Records for this task —
# # # # #

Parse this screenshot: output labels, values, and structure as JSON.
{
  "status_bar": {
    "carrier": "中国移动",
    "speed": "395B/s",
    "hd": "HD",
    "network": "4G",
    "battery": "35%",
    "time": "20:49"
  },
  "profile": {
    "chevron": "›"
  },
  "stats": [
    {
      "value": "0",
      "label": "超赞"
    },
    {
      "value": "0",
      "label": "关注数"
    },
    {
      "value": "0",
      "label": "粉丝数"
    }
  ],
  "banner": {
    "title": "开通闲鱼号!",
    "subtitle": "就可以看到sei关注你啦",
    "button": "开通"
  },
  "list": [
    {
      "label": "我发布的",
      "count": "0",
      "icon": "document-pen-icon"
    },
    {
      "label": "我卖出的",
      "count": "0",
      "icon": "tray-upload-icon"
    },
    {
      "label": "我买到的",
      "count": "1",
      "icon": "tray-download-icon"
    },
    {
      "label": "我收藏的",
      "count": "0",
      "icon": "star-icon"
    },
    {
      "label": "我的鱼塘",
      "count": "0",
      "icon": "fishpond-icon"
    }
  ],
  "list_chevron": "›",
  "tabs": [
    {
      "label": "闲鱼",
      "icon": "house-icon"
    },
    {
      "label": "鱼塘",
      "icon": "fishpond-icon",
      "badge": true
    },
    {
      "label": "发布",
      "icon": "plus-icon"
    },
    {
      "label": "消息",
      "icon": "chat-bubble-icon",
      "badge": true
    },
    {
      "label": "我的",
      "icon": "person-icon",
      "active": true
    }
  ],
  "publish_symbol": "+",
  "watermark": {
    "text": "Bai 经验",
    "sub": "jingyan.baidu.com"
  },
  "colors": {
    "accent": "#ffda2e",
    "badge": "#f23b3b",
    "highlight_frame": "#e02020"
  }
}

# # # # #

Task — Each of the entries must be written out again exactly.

Result for this task —
Parse this screenshot: output labels, values, and structure as JSON.
{
  "status_bar": {
    "carrier": "中国移动",
    "speed": "395B/s",
    "hd": "HD",
    "network": "4G",
    "battery": "35%",
    "time": "20:49"
  },
  "profile": {
    "chevron": "›"
  },
  "stats": [
    {
      "value": "0",
      "label": "超赞"
    },
    {
      "value": "0",
      "label": "关注数"
    },
    {
      "value": "0",
      "label": "粉丝数"
    }
  ],
  "banner": {
    "title": "开通闲鱼号!",
    "subtitle": "就可以看到sei关注你啦",
    "button": "开通"
  },
  "list": [
    {
      "label": "我发布的",
      "count": "0",
      "icon": "document-pen-icon"
    },
    {
      "label": "我卖出的",
      "count": "0",
      "icon": "tray-upload-icon"
    },
    {
      "label": "我买到的",
      "count": "1",
      "icon": "tray-download-icon"
    },
    {
      "label": "我收藏的",
      "count": "0",
      "icon": "star-icon"
    },
    {
      "label": "我的鱼塘",
      "count": "0",
      "icon": "fishpond-icon"
    }
  ],
  "list_chevron": "›",
  "tabs": [
    {
      "label": "闲鱼",
      "icon": "house-icon"
    },
    {
      "label": "鱼塘",
      "icon": "fishpond-icon",
      "badge": true
    },
    {
      "label": "发布",
      "icon": "plus-icon"
    },
    {
      "label": "消息",
      "icon": "chat-bubble-icon",
      "badge": true
    },
    {
      "label": "我的",
      "icon": "person-icon",
      "active": true
    }
  ],
  "publish_symbol": "+",
  "watermark": {
    "text": "Bai 经验",
    "sub": "jingyan.baidu.com"
  },
  "colors": {
    "accent": "#ffda2e",
    "badge": "#f23b3b",
    "highlight_frame": "#e02020"
  }
}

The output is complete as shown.